Since then I’ve used the card very little. I’ve generated VANs (Virtual Account Numbers) with it for purchasing cellphone reloads for my mother-in-law. I used it once at a local auto-repair shop and I used it for travel expenses during a long road trip.
A couple of days ago I again got a call from the same Fraud Detection department at Citibank. It seems my new card number on the same account was being used for attempted purchases in Denmark… and Sweden. In fact, the same online merchant in Sweden as the last time.
This is too coincidental to me.

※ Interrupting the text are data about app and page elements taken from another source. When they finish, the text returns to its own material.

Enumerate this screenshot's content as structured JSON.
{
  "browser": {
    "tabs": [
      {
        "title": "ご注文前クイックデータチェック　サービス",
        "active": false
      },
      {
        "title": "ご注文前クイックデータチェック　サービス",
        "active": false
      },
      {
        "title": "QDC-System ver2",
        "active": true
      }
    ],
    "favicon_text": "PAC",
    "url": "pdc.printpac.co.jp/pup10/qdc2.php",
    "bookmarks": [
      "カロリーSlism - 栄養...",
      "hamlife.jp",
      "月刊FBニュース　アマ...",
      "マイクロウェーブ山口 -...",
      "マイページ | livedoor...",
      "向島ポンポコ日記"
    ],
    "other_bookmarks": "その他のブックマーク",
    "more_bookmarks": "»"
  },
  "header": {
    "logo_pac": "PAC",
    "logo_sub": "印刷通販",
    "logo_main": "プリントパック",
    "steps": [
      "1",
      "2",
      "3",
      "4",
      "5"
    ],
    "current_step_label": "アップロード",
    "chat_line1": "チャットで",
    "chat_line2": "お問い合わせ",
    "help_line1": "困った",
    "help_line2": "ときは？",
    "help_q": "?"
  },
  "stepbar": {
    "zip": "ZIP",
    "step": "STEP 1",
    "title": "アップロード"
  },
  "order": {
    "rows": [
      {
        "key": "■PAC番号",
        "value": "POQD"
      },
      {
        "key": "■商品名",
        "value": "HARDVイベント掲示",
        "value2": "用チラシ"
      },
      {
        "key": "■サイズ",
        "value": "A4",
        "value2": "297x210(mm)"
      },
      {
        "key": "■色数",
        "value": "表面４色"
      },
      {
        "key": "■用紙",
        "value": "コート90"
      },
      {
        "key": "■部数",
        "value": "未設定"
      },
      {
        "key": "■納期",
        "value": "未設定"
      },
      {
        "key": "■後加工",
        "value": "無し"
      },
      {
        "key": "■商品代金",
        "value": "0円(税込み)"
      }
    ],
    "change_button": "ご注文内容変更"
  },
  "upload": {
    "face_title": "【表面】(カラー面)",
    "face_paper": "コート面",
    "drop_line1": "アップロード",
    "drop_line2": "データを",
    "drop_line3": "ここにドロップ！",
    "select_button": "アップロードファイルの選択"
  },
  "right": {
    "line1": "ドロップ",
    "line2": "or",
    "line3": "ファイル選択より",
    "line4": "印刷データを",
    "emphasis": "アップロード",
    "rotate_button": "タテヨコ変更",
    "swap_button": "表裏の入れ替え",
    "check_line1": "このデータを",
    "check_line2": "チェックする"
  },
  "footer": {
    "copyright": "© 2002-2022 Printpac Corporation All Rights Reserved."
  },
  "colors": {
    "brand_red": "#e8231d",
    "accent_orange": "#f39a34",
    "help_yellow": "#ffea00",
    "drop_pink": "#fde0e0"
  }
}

The first time it happened my prime suspect was the pay-as-you-go cell service provider. But, I never gave them my new card number. Gas stations seem like one of the most likely places for a card number to escape into the wild what with the proliferation of skimmers. I’m fairly diligent about examining card readers and even pulling on them before entering my card. But, I’ve seen some good ones and can’t say with certainty that I wouldn’t fall for it. What are the odds, though, that I would have used the cards at the same random gas station hundreds of miles from home twice over the course of nearly a year and then had the numbers stolen and used in the same way?
The final suspect is the local auto-repair shop. I had used the card there once prior to the initial incident when I had some work done last year.
At this point, I’m not sure what to think. I’ve got a new card with a new number in the mail.